Interface dataset entries

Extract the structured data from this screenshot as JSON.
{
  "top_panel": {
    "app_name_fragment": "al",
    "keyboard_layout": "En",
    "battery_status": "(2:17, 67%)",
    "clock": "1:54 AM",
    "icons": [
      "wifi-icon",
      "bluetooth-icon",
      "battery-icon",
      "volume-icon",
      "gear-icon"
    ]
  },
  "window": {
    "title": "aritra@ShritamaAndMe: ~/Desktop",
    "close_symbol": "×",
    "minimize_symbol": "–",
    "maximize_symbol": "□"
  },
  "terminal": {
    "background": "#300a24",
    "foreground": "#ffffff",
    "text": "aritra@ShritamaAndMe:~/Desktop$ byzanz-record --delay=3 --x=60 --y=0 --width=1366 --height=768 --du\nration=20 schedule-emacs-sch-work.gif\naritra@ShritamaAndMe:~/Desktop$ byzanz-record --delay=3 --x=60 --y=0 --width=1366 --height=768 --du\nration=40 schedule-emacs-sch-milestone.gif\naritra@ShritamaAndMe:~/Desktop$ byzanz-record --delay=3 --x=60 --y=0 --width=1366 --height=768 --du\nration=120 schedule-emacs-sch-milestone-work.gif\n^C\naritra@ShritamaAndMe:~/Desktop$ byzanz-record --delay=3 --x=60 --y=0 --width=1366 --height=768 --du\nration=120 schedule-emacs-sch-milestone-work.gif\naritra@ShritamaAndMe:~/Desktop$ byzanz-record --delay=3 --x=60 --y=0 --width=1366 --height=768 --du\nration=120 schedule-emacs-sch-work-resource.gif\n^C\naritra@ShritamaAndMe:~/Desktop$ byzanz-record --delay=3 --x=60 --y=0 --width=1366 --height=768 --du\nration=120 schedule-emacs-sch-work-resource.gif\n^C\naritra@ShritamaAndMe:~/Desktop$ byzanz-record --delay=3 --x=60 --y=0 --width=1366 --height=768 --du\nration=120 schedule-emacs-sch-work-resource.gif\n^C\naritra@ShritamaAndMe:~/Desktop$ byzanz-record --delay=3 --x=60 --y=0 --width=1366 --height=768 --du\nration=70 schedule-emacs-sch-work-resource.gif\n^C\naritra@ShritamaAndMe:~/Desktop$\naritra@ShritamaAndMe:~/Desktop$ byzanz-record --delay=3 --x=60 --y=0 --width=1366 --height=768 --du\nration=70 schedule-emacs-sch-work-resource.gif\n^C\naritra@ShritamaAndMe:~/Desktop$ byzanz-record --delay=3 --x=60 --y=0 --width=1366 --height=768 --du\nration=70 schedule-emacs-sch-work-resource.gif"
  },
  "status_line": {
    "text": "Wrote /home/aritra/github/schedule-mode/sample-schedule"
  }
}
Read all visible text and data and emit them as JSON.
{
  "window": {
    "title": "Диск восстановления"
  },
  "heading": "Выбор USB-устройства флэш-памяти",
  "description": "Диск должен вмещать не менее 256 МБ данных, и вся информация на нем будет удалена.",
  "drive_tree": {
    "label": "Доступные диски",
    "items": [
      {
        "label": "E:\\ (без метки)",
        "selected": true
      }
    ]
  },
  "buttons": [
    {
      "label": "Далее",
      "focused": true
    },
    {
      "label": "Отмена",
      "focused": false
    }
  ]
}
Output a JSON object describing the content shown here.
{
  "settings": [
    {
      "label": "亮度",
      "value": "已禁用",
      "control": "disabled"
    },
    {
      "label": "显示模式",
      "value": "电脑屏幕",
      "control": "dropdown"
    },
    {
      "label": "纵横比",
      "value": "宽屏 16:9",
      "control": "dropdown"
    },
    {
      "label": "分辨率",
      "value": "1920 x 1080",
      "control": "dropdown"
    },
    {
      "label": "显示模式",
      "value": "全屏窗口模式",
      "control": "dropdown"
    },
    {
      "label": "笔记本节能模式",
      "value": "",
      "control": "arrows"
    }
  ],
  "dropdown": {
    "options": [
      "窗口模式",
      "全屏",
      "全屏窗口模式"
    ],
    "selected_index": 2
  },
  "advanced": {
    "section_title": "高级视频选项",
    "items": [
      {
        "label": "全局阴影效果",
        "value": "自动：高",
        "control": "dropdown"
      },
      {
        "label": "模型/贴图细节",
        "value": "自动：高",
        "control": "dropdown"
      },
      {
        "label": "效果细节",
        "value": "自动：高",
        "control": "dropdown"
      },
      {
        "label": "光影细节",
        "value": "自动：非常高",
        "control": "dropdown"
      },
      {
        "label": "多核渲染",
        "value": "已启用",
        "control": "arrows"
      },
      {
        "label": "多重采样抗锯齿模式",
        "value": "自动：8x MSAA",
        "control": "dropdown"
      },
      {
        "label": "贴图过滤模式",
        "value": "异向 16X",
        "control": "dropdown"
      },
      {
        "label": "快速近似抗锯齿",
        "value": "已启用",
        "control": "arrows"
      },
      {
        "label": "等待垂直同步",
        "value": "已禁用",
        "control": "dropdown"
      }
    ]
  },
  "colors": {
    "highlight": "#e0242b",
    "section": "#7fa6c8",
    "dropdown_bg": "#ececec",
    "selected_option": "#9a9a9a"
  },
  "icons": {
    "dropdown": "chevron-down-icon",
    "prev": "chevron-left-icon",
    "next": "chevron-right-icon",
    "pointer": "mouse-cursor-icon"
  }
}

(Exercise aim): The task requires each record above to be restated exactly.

(Exercise answer):
Extract the structured data from this screenshot as JSON.
{
  "top_panel": {
    "app_name_fragment": "al",
    "keyboard_layout": "En",
    "battery_status": "(2:17, 67%)",
    "clock": "1:54 AM",
    "icons": [
      "wifi-icon",
      "bluetooth-icon",
      "battery-icon",
      "volume-icon",
      "gear-icon"
    ]
  },
  "window": {
    "title": "aritra@ShritamaAndMe: ~/Desktop",
    "close_symbol": "×",
    "minimize_symbol": "–",
    "maximize_symbol": "□"
  },
  "terminal": {
    "background": "#300a24",
    "foreground": "#ffffff",
    "text": "aritra@ShritamaAndMe:~/Desktop$ byzanz-record --delay=3 --x=60 --y=0 --width=1366 --height=768 --du\nration=20 schedule-emacs-sch-work.gif\naritra@ShritamaAndMe:~/Desktop$ byzanz-record --delay=3 --x=60 --y=0 --width=1366 --height=768 --du\nration=40 schedule-emacs-sch-milestone.gif\naritra@ShritamaAndMe:~/Desktop$ byzanz-record --delay=3 --x=60 --y=0 --width=1366 --height=768 --du\nration=120 schedule-emacs-sch-milestone-work.gif\n^C\naritra@ShritamaAndMe:~/Desktop$ byzanz-record --delay=3 --x=60 --y=0 --width=1366 --height=768 --du\nration=120 schedule-emacs-sch-milestone-work.gif\naritra@ShritamaAndMe:~/Desktop$ byzanz-record --delay=3 --x=60 --y=0 --width=1366 --height=768 --du\nration=120 schedule-emacs-sch-work-resource.gif\n^C\naritra@ShritamaAndMe:~/Desktop$ byzanz-record --delay=3 --x=60 --y=0 --width=1366 --height=768 --du\nration=120 schedule-emacs-sch-work-resource.gif\n^C\naritra@ShritamaAndMe:~/Desktop$ byzanz-record --delay=3 --x=60 --y=0 --width=1366 --height=768 --du\nration=120 schedule-emacs-sch-work-resource.gif\n^C\naritra@ShritamaAndMe:~/Desktop$ byzanz-record --delay=3 --x=60 --y=0 --width=1366 --height=768 --du\nration=70 schedule-emacs-sch-work-resource.gif\n^C\naritra@ShritamaAndMe:~/Desktop$\naritra@ShritamaAndMe:~/Desktop$ byzanz-record --delay=3 --x=60 --y=0 --width=1366 --height=768 --du\nration=70 schedule-emacs-sch-work-resource.gif\n^C\naritra@ShritamaAndMe:~/Desktop$ byzanz-record --delay=3 --x=60 --y=0 --width=1366 --height=768 --du\nration=70 schedule-emacs-sch-work-resource.gif"
  },
  "status_line": {
    "text": "Wrote /home/aritra/github/schedule-mode/sample-schedule"
  }
}
Read all visible text and data and emit them as JSON.
{
  "window": {
    "title": "Диск восстановления"
  },
  "heading": "Выбор USB-устройства флэш-памяти",
  "description": "Диск должен вмещать не менее 256 МБ данных, и вся информация на нем будет удалена.",
  "drive_tree": {
    "label": "Доступные диски",
    "items": [
      {
        "label": "E:\\ (без метки)",
        "selected": true
      }
    ]
  },
  "buttons": [
    {
      "label": "Далее",
      "focused": true
    },
    {
      "label": "Отмена",
      "focused": false
    }
  ]
}
Output a JSON object describing the content shown here.
{
  "settings": [
    {
      "label": "亮度",
      "value": "已禁用",
      "control": "disabled"
    },
    {
      "label": "显示模式",
      "value": "电脑屏幕",
      "control": "dropdown"
    },
    {
      "label": "纵横比",
      "value": "宽屏 16:9",
      "control": "dropdown"
    },
    {
      "label": "分辨率",
      "value": "1920 x 1080",
      "control": "dropdown"
    },
    {
      "label": "显示模式",
      "value": "全屏窗口模式",
      "control": "dropdown"
    },
    {
      "label": "笔记本节能模式",
      "value": "",
      "control": "arrows"
    }
  ],
  "dropdown": {
    "options": [
      "窗口模式",
      "全屏",
      "全屏窗口模式"
    ],
    "selected_index": 2
  },
  "advanced": {
    "section_title": "高级视频选项",
    "items": [
      {
        "label": "全局阴影效果",
        "value": "自动：高",
        "control": "dropdown"
      },
      {
        "label": "模型/贴图细节",
        "value": "自动：高",
        "control": "dropdown"
      },
      {
        "label": "效果细节",
        "value": "自动：高",
        "control": "dropdown"
      },
      {
        "label": "光影细节",
        "value": "自动：非常高",
        "control": "dropdown"
      },
      {
        "label": "多核渲染",
        "value": "已启用",
        "control": "arrows"
      },
      {
        "label": "多重采样抗锯齿模式",
        "value": "自动：8x MSAA",
        "control": "dropdown"
      },
      {
        "label": "贴图过滤模式",
        "value": "异向 16X",
        "control": "dropdown"
      },
      {
        "label": "快速近似抗锯齿",
        "value": "已启用",
        "control": "arrows"
      },
      {
        "label": "等待垂直同步",
        "value": "已禁用",
        "control": "dropdown"
      }
    ]
  },
  "colors": {
    "highlight": "#e0242b",
    "section": "#7fa6c8",
    "dropdown_bg": "#ececec",
    "selected_option": "#9a9a9a"
  },
  "icons": {
    "dropdown": "chevron-down-icon",
    "prev": "chevron-left-icon",
    "next": "chevron-right-icon",
    "pointer": "mouse-cursor-icon"
  }
}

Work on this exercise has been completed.